INPUT FOR THIS TASK

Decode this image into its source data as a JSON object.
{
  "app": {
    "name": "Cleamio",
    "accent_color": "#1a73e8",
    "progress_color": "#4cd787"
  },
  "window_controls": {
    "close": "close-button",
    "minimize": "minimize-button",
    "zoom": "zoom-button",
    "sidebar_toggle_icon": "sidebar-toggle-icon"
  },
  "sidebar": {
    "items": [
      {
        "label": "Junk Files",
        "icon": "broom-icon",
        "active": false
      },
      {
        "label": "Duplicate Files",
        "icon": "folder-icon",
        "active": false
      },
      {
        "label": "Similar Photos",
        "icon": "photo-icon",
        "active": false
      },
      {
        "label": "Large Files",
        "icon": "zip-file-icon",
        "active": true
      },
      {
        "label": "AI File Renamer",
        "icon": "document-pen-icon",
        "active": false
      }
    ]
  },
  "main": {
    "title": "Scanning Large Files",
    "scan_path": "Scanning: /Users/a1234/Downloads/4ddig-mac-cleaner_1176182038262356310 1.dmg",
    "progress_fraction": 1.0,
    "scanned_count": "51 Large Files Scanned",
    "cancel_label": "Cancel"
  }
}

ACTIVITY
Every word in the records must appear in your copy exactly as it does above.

TASK ANSWER
Decode this image into its source data as a JSON object.
{
  "app": {
    "name": "Cleamio",
    "accent_color": "#1a73e8",
    "progress_color": "#4cd787"
  },
  "window_controls": {
    "close": "close-button",
    "minimize": "minimize-button",
    "zoom": "zoom-button",
    "sidebar_toggle_icon": "sidebar-toggle-icon"
  },
  "sidebar": {
    "items": [
      {
        "label": "Junk Files",
        "icon": "broom-icon",
        "active": false
      },
      {
        "label": "Duplicate Files",
        "icon": "folder-icon",
        "active": false
      },
      {
        "label": "Similar Photos",
        "icon": "photo-icon",
        "active": false
      },
      {
        "label": "Large Files",
        "icon": "zip-file-icon",
        "active": true
      },
      {
        "label": "AI File Renamer",
        "icon": "document-pen-icon",
        "active": false
      }
    ]
  },
  "main": {
    "title": "Scanning Large Files",
    "scan_path": "Scanning: /Users/a1234/Downloads/4ddig-mac-cleaner_1176182038262356310 1.dmg",
    "progress_fraction": 1.0,
    "scanned_count": "51 Large Files Scanned",
    "cancel_label": "Cancel"
  }
}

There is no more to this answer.